Data excerpts ::
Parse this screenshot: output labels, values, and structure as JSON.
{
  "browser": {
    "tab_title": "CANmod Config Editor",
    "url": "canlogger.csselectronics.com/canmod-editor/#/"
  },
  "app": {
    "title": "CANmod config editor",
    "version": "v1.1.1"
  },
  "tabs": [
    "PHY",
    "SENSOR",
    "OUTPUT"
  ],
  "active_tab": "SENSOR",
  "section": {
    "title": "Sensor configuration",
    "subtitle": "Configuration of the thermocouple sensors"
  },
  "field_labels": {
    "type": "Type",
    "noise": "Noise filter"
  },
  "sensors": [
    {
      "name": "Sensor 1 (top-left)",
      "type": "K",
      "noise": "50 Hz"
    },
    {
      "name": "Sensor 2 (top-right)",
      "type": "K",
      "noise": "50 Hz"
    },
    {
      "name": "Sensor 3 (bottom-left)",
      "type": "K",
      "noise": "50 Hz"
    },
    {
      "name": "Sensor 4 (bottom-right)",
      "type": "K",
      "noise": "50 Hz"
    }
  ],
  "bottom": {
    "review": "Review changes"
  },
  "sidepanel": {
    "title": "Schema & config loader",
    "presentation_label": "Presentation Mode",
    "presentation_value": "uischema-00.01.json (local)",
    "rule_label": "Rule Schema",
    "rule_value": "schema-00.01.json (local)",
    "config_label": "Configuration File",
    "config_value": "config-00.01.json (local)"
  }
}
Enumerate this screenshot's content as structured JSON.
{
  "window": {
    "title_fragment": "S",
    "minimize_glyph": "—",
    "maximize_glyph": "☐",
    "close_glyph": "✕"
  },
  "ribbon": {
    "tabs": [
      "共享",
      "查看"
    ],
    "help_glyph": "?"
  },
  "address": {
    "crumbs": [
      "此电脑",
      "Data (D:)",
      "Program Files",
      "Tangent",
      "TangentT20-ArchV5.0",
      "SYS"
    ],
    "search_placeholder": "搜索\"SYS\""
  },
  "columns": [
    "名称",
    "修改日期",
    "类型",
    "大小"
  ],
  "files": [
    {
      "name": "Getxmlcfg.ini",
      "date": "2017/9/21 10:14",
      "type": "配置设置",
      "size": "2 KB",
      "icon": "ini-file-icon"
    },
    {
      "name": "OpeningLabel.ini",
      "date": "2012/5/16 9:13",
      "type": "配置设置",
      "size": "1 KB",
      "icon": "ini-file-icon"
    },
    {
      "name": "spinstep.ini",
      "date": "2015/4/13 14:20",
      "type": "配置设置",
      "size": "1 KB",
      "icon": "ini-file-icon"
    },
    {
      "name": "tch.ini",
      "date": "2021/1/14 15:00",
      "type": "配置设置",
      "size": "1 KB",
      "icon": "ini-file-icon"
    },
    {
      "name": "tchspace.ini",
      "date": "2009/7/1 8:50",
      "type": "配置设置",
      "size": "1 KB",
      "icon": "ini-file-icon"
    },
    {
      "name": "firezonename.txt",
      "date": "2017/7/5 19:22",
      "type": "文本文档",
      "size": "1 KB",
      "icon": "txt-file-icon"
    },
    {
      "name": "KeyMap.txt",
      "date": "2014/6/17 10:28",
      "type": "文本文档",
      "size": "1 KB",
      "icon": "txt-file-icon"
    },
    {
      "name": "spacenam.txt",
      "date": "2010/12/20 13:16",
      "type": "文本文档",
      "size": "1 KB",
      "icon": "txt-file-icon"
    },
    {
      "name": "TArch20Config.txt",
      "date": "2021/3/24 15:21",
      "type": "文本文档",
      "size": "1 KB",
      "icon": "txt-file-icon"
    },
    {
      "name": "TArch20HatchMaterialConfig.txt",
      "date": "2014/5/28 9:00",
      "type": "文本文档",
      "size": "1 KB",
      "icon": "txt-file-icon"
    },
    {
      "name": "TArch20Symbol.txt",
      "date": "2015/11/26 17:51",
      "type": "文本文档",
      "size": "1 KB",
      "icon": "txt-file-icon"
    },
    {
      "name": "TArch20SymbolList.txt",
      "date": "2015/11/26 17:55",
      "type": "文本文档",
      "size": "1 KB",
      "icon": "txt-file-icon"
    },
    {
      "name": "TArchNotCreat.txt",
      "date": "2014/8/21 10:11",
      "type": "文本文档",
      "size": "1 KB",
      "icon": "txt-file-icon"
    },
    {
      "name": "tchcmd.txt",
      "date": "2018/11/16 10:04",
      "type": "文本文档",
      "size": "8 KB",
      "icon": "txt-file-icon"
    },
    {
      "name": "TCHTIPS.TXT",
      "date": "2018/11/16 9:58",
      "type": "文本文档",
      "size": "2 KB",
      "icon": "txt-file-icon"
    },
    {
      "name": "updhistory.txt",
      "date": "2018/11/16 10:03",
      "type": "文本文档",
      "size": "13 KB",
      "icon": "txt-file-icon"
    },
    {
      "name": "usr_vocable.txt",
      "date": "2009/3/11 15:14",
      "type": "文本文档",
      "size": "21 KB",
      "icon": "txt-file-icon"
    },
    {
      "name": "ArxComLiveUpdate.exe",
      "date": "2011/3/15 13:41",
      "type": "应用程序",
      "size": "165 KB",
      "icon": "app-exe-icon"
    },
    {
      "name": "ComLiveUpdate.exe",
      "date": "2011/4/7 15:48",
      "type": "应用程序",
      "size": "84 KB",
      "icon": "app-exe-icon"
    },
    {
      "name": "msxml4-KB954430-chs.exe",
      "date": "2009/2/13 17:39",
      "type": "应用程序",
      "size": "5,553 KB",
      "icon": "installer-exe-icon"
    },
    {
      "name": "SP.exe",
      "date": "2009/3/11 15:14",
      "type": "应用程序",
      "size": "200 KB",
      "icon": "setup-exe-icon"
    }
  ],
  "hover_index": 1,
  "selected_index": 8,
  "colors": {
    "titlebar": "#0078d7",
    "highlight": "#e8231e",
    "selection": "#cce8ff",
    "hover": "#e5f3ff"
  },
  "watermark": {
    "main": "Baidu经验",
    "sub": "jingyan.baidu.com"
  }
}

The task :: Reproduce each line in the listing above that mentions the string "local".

Solution ::
    "presentation_value": "uischema-00.01.json (local)",
    "rule_value": "schema-00.01.json (local)",
    "config_value": "config-00.01.json (local)"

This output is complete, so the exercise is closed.